Victims of hurricanes, wildfires and other disasters now face a second hit: The U.S. Federal Emergency Management Agency inadvertently shared 2.3 million disaster survivors' personal data of with an agency contractor, leaving victims at increased risk from fraud and identity theft.
An unprotected database belonging to Chinese e-commerce site Gearbest exposed 1.5 million customer records, including payment information, email addresses and other personal data for customers worldwide, white hat hackers discovered.
A funny thing happened on the way to dark web intelligence-gathering: Some organizations began to amass and share a lot of private information, potentially in violation of privacy regulations and industry rules, says Danny Rogers, CEO of Terbium Labs.
In the wake of the EU's GDPR and other legislation, privacy suddenly is the hot topic within enterprises and governments alike. A panel of experts discusses the privacy imperative and what it means for security.
Facebook's data deals continue to be probed. A criminal investigation of Facebook by federal prosecutors in New York has resulted in records being subpoenaed "from at least two prominent makers of smartphones and other devices," the New York Times reports.
If you had to guess what day of the week a hacker will hit your organization, the answer might seem obvious: Hackers prefer to strike on Saturday.
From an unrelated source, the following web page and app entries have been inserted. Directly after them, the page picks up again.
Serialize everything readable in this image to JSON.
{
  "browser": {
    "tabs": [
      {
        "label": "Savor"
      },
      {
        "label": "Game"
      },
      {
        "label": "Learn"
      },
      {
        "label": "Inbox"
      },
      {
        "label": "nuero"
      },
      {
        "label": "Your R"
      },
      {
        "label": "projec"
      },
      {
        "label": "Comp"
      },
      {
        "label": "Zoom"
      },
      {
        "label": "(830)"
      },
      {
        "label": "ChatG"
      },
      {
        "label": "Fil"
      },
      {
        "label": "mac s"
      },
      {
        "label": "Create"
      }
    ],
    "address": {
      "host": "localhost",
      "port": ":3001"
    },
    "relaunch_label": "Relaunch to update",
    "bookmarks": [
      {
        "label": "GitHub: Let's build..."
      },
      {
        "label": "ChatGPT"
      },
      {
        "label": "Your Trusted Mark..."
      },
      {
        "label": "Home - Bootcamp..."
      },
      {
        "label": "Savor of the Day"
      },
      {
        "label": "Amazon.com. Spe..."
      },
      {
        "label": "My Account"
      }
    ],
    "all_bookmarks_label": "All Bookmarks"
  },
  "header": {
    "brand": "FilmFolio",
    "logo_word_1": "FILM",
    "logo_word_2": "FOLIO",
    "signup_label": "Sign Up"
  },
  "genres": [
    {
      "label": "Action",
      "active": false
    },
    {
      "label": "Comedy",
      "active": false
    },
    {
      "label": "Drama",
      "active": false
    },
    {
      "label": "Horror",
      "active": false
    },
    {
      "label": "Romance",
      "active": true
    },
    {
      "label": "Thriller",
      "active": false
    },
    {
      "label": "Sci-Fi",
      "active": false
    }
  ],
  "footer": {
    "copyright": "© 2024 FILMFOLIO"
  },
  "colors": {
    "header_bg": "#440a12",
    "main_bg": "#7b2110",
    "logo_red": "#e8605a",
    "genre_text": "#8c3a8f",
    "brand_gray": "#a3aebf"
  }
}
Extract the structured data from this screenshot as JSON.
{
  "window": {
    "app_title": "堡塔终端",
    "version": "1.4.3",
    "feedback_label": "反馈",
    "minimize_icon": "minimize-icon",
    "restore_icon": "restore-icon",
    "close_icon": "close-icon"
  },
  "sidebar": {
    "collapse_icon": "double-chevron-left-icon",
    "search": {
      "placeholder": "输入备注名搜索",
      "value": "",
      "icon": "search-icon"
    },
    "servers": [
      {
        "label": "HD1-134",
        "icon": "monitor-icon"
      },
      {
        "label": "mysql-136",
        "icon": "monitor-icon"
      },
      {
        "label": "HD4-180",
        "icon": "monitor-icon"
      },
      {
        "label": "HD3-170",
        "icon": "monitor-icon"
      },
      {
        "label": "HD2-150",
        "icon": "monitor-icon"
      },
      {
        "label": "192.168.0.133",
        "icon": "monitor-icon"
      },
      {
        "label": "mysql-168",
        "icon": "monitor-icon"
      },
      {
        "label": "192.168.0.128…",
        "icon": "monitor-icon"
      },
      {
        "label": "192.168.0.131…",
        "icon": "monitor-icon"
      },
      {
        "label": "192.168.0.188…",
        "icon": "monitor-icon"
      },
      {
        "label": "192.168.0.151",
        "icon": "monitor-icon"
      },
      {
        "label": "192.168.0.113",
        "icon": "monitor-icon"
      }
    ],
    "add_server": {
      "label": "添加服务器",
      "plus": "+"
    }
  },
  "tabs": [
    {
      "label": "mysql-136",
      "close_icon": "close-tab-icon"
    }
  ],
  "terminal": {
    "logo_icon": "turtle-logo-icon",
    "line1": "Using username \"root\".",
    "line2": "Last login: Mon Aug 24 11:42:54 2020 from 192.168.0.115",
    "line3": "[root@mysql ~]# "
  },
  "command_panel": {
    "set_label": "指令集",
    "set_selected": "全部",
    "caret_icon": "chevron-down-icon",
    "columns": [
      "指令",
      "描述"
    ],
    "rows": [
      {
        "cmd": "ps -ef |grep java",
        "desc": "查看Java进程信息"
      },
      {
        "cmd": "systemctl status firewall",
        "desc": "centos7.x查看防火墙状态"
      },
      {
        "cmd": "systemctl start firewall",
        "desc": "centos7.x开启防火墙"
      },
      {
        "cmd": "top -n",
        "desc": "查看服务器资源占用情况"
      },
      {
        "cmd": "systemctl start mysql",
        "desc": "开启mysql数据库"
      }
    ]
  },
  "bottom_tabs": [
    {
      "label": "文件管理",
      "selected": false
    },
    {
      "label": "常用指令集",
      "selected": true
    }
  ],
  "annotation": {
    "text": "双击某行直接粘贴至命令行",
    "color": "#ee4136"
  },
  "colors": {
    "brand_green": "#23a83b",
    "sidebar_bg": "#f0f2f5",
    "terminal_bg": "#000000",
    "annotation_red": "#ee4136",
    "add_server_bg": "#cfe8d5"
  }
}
And a review by Redscan of cybersecurity incidents reported to Britain's privacy regulator before GDPR took effect confirms it.
Nearly 10 months after the beginning of enforcement of the EU's GDPR privacy regulation, organizations around the world are still learning plenty of compliance lessons - including how to locate all personal data so it can be protected, according to regulatory experts on a panel at RSA Conference 2019.
At the start of RSA Conference 2019, Jon Callas of the ACLU discusses how attitudes toward privacy continue to evolve and why the general tenor of the conversation is not as bad as some headlines suggest.
Ireland's privacy watchdog has its eye on Facebook. Ten of the 15 major investigations that the Data Protection Commission launched since the EU's tough new privacy law, GDPR, went into full effect in May 2018 are focused on Facebook.
Why are we surprised about the amount and sensitivity of data that mobile apps collect? The online industry has never been forthright about it. That's why we're faced with a yawning gap between user expectations and true privacy. And it's why Facebook, Google, Apple and others have many questions to answer.
Technology giants stand accused by a U.K. parliamentary committee of risking democracy in pursuit of profit, acting as monopolies and blocking attempts to hold them accountable. But Parliament's probe into disinformation and "fake news" reserves special scorn for Facebook CEO Mark Zuckerberg.
A security consultancy discovered Facebook user data exposed in two different places online without authentication or encryption. The data, which is now offline, came from an Android app that purported to offer statistical information to logged-in users.